[Start of section]
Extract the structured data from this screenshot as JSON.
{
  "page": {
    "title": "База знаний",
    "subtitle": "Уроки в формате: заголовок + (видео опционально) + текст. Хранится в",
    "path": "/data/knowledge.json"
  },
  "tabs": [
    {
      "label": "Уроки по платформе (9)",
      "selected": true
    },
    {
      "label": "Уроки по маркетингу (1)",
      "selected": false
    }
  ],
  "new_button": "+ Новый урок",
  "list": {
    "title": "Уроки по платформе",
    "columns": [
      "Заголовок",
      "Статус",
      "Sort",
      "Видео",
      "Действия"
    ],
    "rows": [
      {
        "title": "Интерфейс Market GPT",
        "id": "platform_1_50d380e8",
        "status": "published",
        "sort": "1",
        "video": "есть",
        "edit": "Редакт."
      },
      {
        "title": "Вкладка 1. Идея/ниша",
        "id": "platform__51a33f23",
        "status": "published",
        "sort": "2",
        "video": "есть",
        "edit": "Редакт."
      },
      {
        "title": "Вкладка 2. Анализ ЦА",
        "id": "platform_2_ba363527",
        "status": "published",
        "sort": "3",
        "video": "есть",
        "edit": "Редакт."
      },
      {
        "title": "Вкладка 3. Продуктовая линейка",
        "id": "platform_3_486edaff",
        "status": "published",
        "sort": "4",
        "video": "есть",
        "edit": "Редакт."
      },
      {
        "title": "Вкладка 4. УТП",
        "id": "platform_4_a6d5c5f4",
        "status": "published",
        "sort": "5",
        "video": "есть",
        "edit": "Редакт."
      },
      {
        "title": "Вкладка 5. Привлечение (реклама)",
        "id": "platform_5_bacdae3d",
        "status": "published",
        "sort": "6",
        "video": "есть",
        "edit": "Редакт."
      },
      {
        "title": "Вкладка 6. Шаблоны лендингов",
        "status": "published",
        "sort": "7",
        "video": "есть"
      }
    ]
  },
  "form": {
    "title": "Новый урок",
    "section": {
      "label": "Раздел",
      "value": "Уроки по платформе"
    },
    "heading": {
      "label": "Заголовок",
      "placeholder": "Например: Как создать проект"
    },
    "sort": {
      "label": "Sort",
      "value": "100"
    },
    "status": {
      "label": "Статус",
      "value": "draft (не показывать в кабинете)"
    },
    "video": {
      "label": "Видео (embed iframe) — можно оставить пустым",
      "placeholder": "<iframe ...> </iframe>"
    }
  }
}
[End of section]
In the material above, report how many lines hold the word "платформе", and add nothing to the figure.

EXERCISE RESPONSE –
3